Instructions for the task:
Scan the entries below for "Right" and copy each line that holds it.

Data entries:
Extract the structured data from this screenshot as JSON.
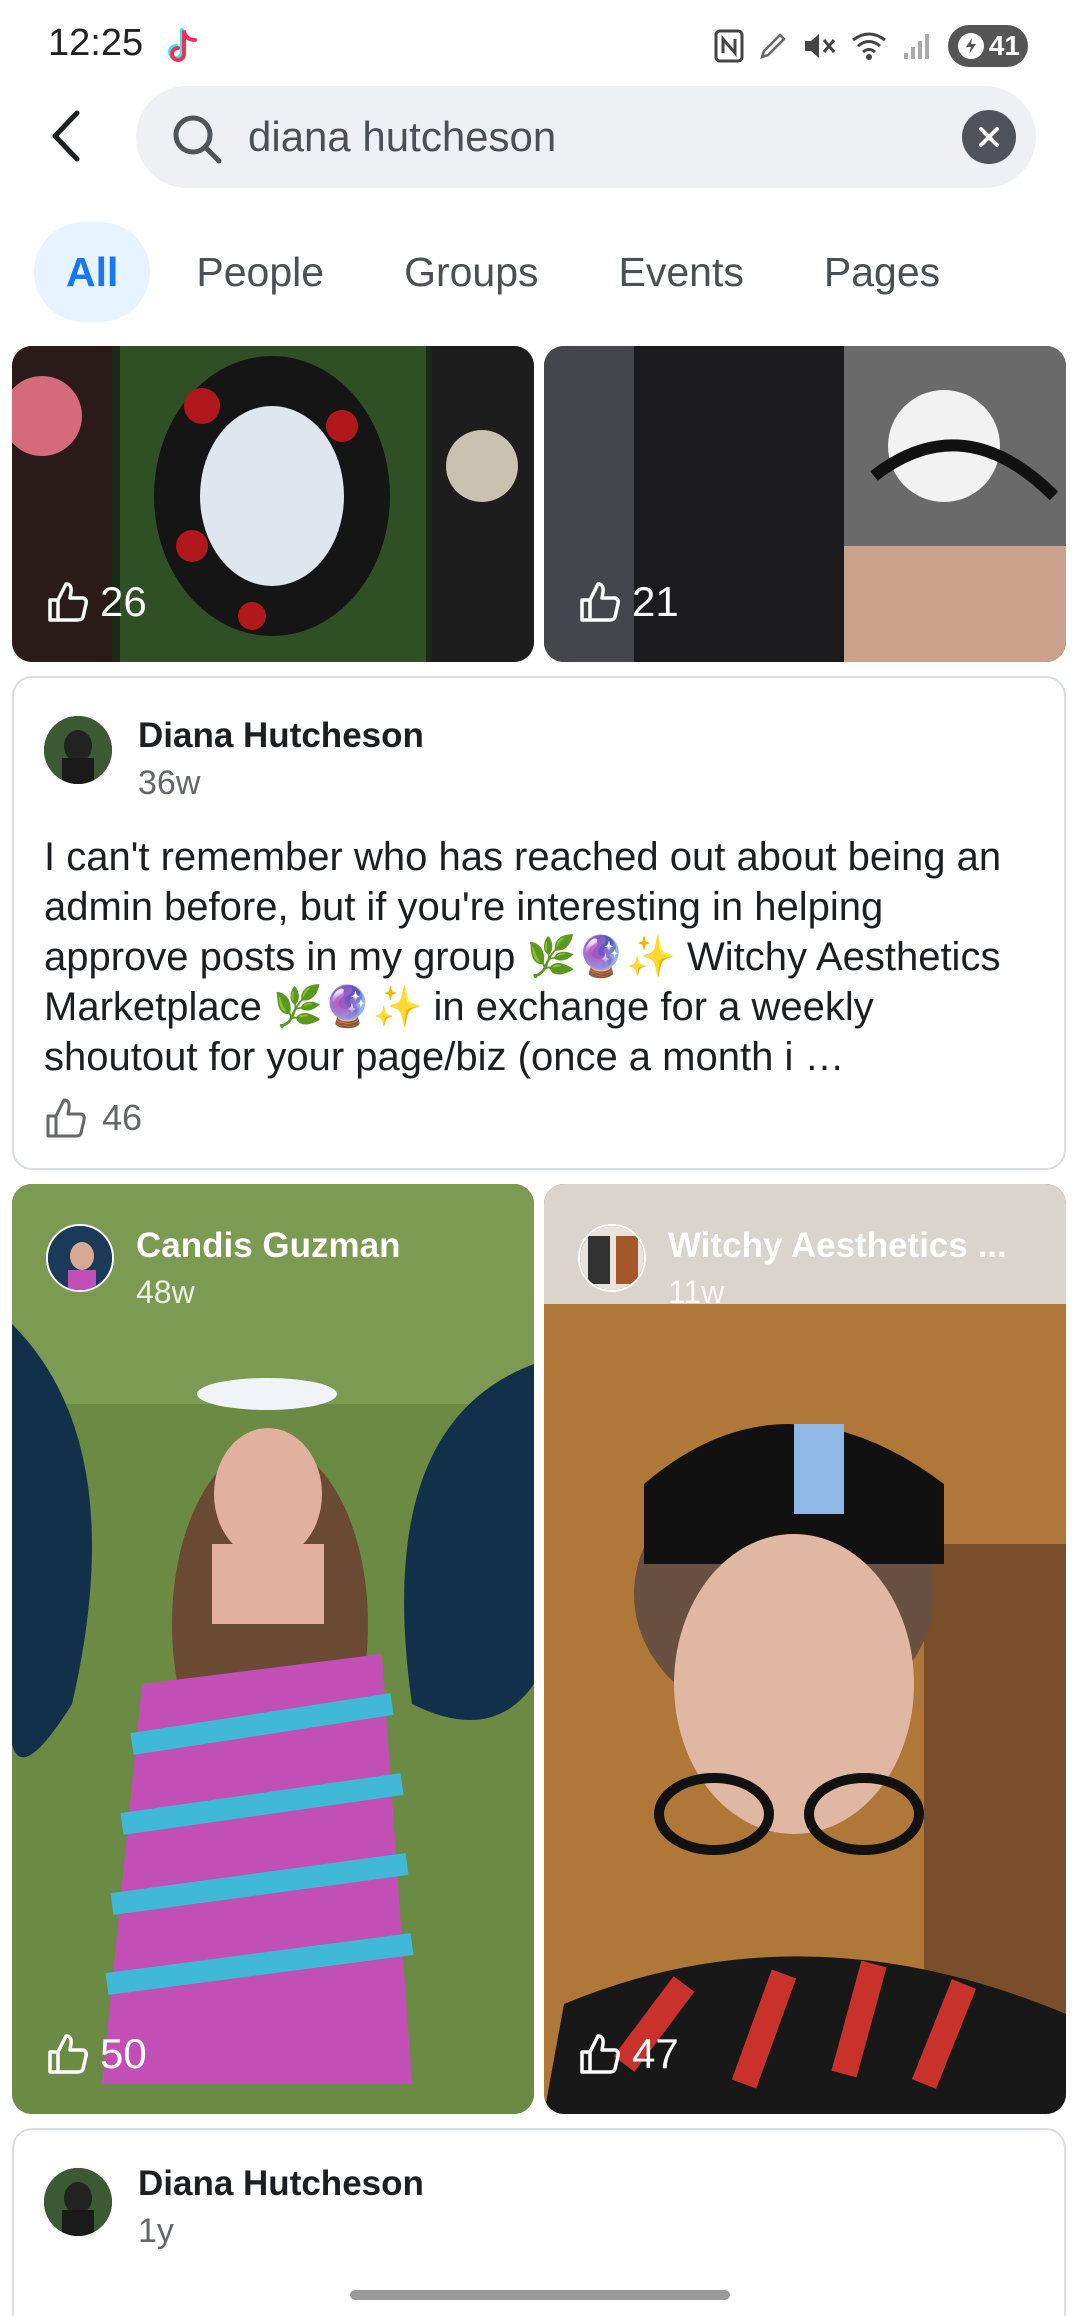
{
  "status_bar": {
    "time": "12:25",
    "battery": "41",
    "icons": [
      "tiktok-icon",
      "nfc-icon",
      "edit-icon",
      "mute-icon",
      "wifi-icon",
      "signal-icon",
      "battery-icon"
    ]
  },
  "search": {
    "query": "diana hutcheson",
    "icons": [
      "back-arrow-icon",
      "search-icon",
      "clear-icon"
    ]
  },
  "tabs": [
    {
      "label": "All"
    },
    {
      "label": "People"
    },
    {
      "label": "Groups"
    },
    {
      "label": "Events"
    },
    {
      "label": "Pages"
    }
  ],
  "results": {
    "top_photos": [
      {
        "likes": "26"
      },
      {
        "likes": "21"
      }
    ],
    "post_1": {
      "author": "Diana Hutcheson",
      "time": "36w",
      "text": "I can't remember who has reached out about being an admin before, but if you're interesting in helping approve posts in my group 🌿🔮✨ Witchy Aesthetics Marketplace 🌿🔮✨ in exchange for a weekly shoutout for your page/biz (once a month i …",
      "likes": "46"
    },
    "photo_posts": [
      {
        "author": "Candis Guzman",
        "time": "48w",
        "likes": "50"
      },
      {
        "author": "Witchy Aesthetics ...",
        "time": "11w",
        "likes": "47"
      }
    ],
    "post_2": {
      "author": "Diana Hutcheson",
      "time": "1y"
    }
  },
  "colors": {
    "accent": "#1877f2",
    "active_tab_bg": "#e7f3ff",
    "search_bg": "#eef0f3"
  }
}
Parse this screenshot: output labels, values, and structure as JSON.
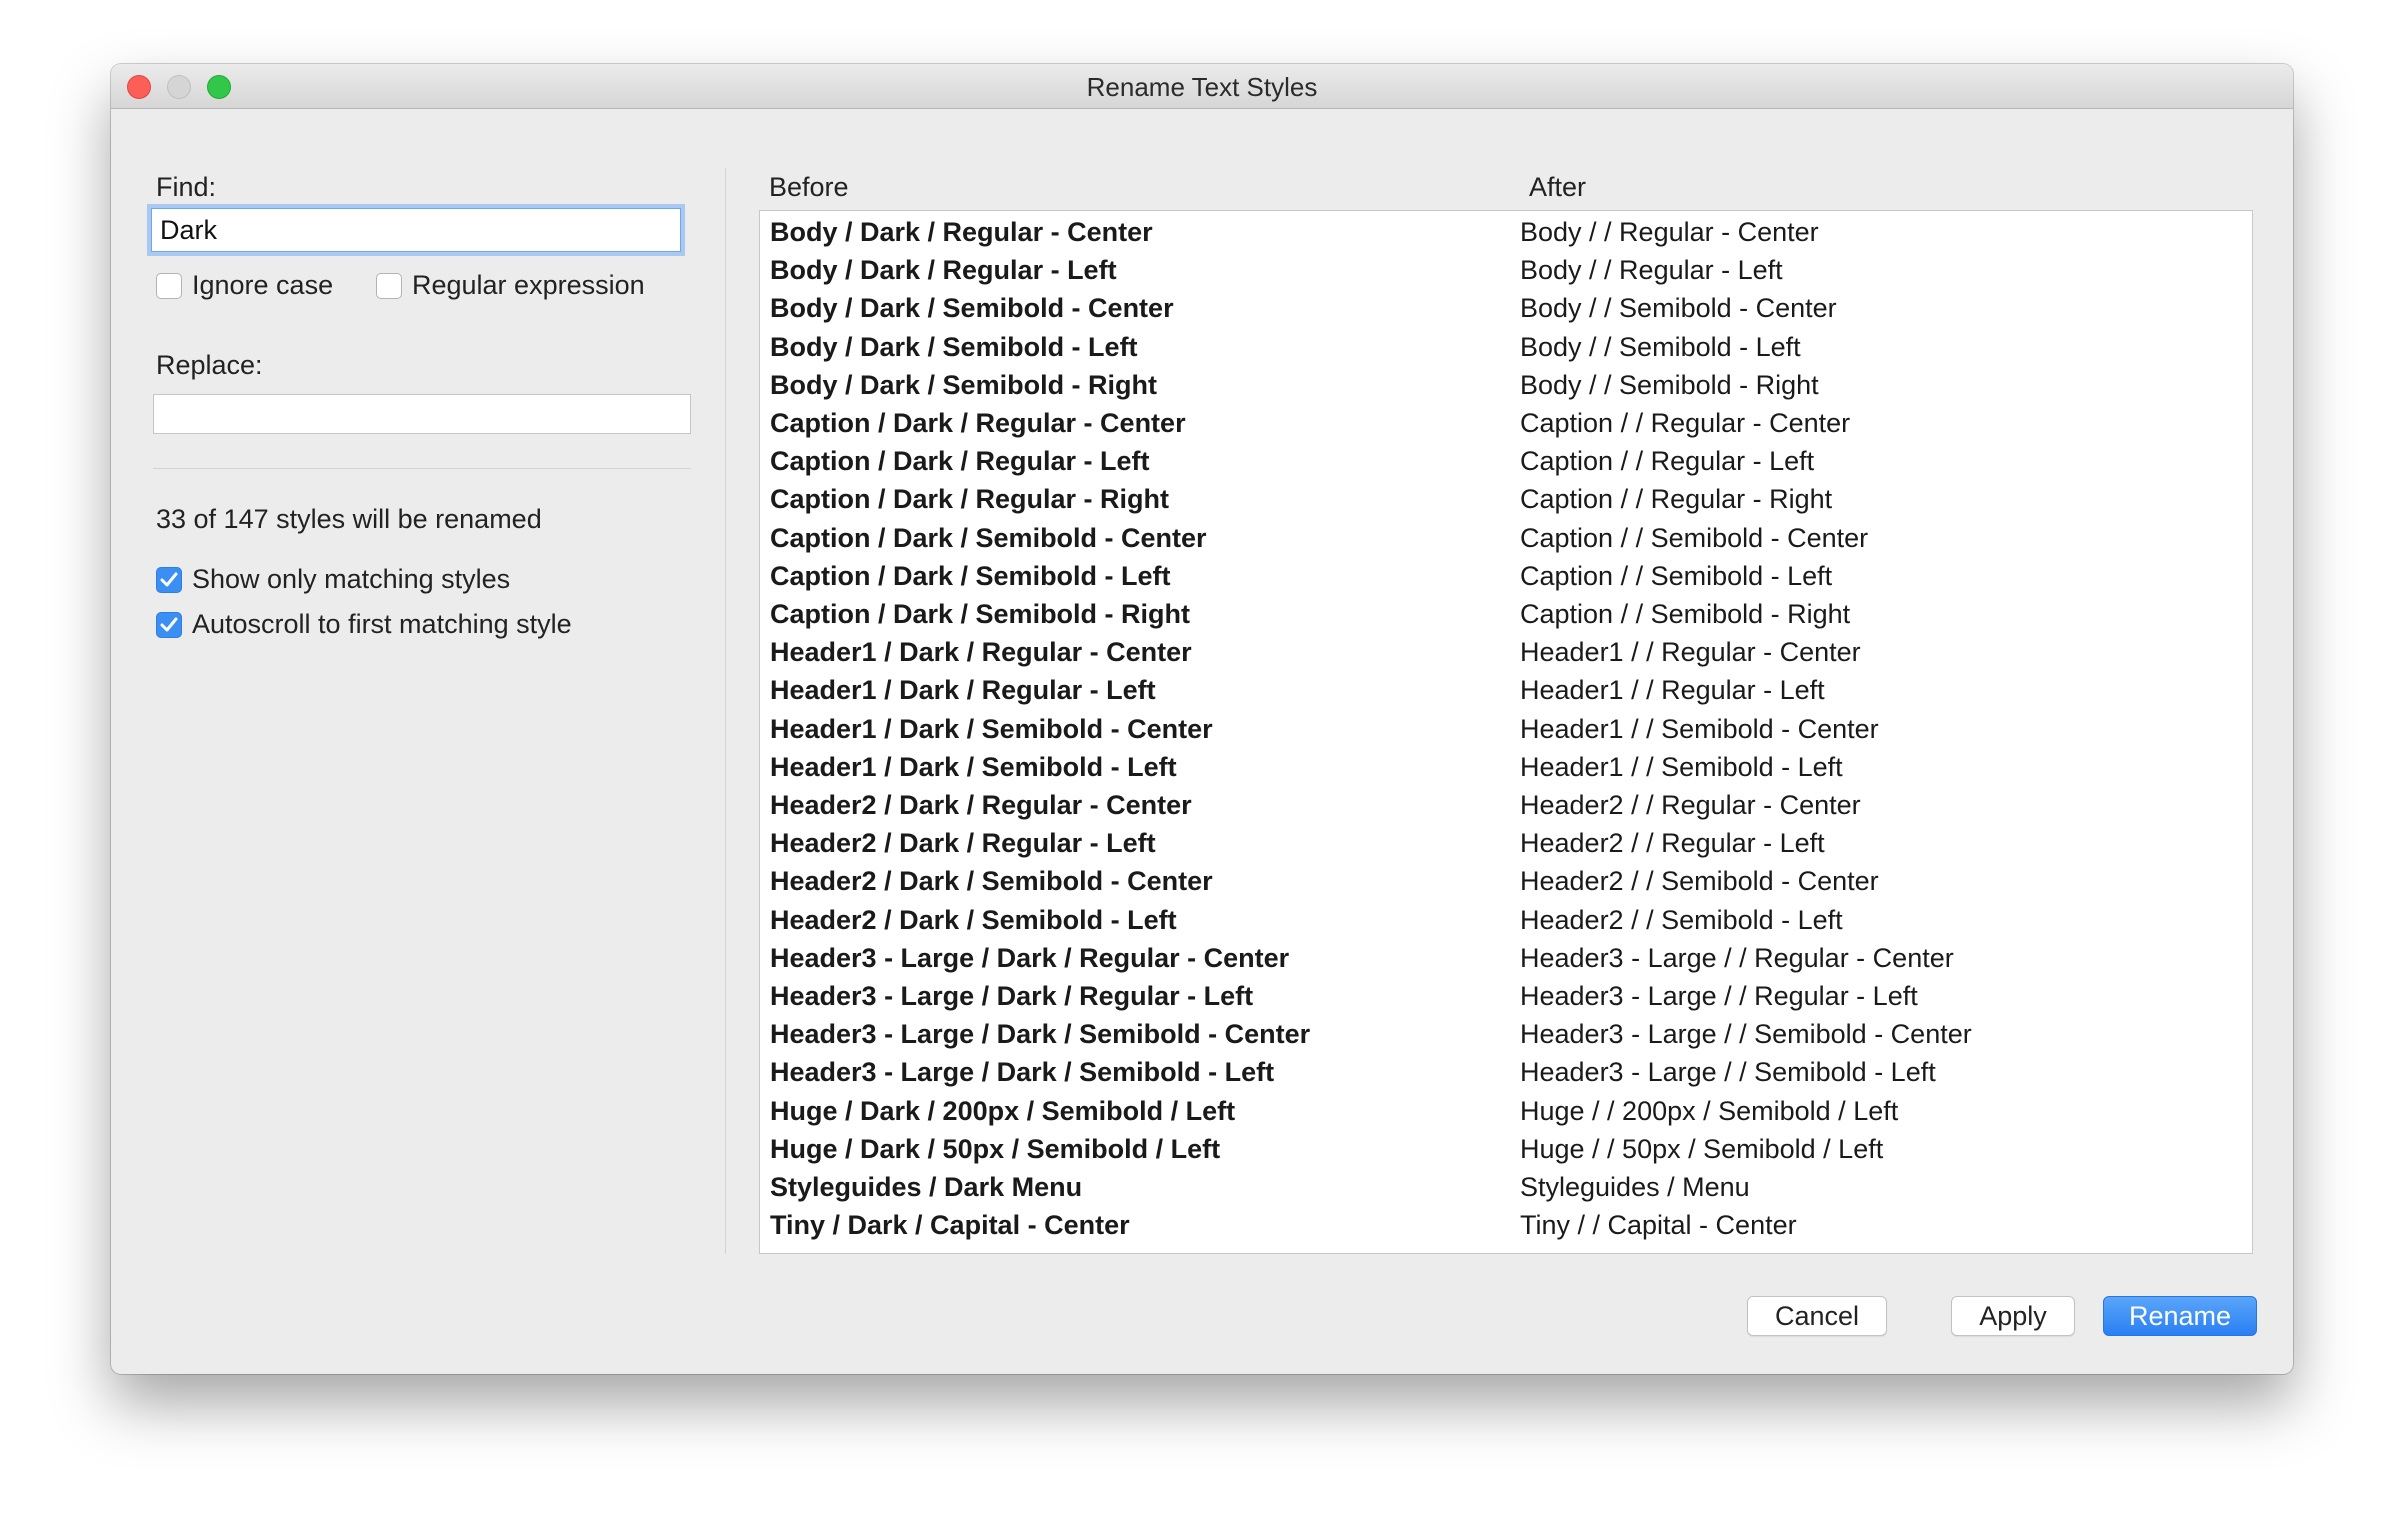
{
  "window": {
    "title": "Rename Text Styles"
  },
  "find": {
    "label": "Find:",
    "value": "Dark"
  },
  "options": {
    "ignore_case": "Ignore case",
    "regex": "Regular expression"
  },
  "replace": {
    "label": "Replace:",
    "value": ""
  },
  "summary": "33 of 147 styles will be renamed",
  "toggles": {
    "show_only": "Show only matching styles",
    "autoscroll": "Autoscroll to first matching style"
  },
  "table": {
    "headers": {
      "before": "Before",
      "after": "After"
    },
    "rows": [
      {
        "before": "Body / Dark / Regular - Center",
        "after": "Body /  / Regular - Center"
      },
      {
        "before": "Body / Dark / Regular - Left",
        "after": "Body /  / Regular - Left"
      },
      {
        "before": "Body / Dark / Semibold - Center",
        "after": "Body /  / Semibold - Center"
      },
      {
        "before": "Body / Dark / Semibold - Left",
        "after": "Body /  / Semibold - Left"
      },
      {
        "before": "Body / Dark / Semibold - Right",
        "after": "Body /  / Semibold - Right"
      },
      {
        "before": "Caption / Dark / Regular - Center",
        "after": "Caption /  / Regular - Center"
      },
      {
        "before": "Caption / Dark / Regular - Left",
        "after": "Caption /  / Regular - Left"
      },
      {
        "before": "Caption / Dark / Regular - Right",
        "after": "Caption /  / Regular - Right"
      },
      {
        "before": "Caption / Dark / Semibold - Center",
        "after": "Caption /  / Semibold - Center"
      },
      {
        "before": "Caption / Dark / Semibold - Left",
        "after": "Caption /  / Semibold - Left"
      },
      {
        "before": "Caption / Dark / Semibold - Right",
        "after": "Caption /  / Semibold - Right"
      },
      {
        "before": "Header1 / Dark / Regular - Center",
        "after": "Header1 /  / Regular - Center"
      },
      {
        "before": "Header1 / Dark / Regular - Left",
        "after": "Header1 /  / Regular - Left"
      },
      {
        "before": "Header1 / Dark / Semibold - Center",
        "after": "Header1 /  / Semibold - Center"
      },
      {
        "before": "Header1 / Dark / Semibold - Left",
        "after": "Header1 /  / Semibold - Left"
      },
      {
        "before": "Header2 / Dark / Regular - Center",
        "after": "Header2 /  / Regular - Center"
      },
      {
        "before": "Header2 / Dark / Regular - Left",
        "after": "Header2 /  / Regular - Left"
      },
      {
        "before": "Header2 / Dark / Semibold - Center",
        "after": "Header2 /  / Semibold - Center"
      },
      {
        "before": "Header2 / Dark / Semibold - Left",
        "after": "Header2 /  / Semibold - Left"
      },
      {
        "before": "Header3 - Large / Dark / Regular - Center",
        "after": "Header3 - Large /  / Regular - Center"
      },
      {
        "before": "Header3 - Large / Dark / Regular - Left",
        "after": "Header3 - Large /  / Regular - Left"
      },
      {
        "before": "Header3 - Large / Dark / Semibold - Center",
        "after": "Header3 - Large /  / Semibold - Center"
      },
      {
        "before": "Header3 - Large / Dark / Semibold - Left",
        "after": "Header3 - Large /  / Semibold - Left"
      },
      {
        "before": "Huge / Dark / 200px / Semibold / Left",
        "after": "Huge /  / 200px / Semibold / Left"
      },
      {
        "before": "Huge / Dark / 50px / Semibold / Left",
        "after": "Huge /  / 50px / Semibold / Left"
      },
      {
        "before": "Styleguides / Dark Menu",
        "after": "Styleguides /  Menu"
      },
      {
        "before": "Tiny / Dark / Capital - Center",
        "after": "Tiny /  / Capital - Center"
      }
    ]
  },
  "buttons": {
    "cancel": "Cancel",
    "apply": "Apply",
    "rename": "Rename"
  },
  "colors": {
    "accent": "#3b8ff3",
    "window_bg": "#ececec"
  }
}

Exercise result:
        "before": "Body / Dark / Semibold - Right",
        "after": "Body /  / Semibold - Right"
        "before": "Caption / Dark / Regular - Right",
        "after": "Caption /  / Regular - Right"
        "before": "Caption / Dark / Semibold - Right",
        "after": "Caption /  / Semibold - Right"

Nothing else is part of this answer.